Exercise goal:
What lines of the listing include the string "JSON"? Show them all.

(Data supplied Opens)

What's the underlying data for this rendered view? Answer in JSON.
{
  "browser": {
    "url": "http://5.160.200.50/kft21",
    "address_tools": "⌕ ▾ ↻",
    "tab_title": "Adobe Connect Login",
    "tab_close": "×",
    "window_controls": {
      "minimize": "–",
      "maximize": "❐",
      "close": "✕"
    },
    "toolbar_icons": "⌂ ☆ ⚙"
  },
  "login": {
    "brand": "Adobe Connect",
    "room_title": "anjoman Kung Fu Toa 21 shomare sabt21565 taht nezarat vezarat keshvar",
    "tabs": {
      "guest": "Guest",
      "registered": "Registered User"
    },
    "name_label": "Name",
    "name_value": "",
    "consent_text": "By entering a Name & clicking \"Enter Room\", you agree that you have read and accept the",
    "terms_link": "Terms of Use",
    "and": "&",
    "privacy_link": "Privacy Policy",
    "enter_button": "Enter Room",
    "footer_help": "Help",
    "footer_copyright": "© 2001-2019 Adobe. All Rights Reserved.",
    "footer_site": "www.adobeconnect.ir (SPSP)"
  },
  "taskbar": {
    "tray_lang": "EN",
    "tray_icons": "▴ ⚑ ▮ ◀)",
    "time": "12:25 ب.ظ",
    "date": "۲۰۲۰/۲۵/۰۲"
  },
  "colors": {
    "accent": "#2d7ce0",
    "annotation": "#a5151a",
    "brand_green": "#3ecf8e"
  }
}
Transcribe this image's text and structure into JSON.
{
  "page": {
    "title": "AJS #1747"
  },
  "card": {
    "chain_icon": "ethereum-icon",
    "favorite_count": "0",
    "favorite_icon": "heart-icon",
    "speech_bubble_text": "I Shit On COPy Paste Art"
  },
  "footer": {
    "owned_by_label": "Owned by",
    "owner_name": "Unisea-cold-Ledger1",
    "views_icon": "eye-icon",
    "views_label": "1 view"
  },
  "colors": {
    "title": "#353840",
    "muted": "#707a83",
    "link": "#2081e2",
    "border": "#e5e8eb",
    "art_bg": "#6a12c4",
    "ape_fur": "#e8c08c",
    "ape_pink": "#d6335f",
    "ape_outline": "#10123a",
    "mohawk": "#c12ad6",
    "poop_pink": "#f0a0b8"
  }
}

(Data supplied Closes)

Answer section:
What's the underlying data for this rendered view? Answer in JSON.
Transcribe this image's text and structure into JSON.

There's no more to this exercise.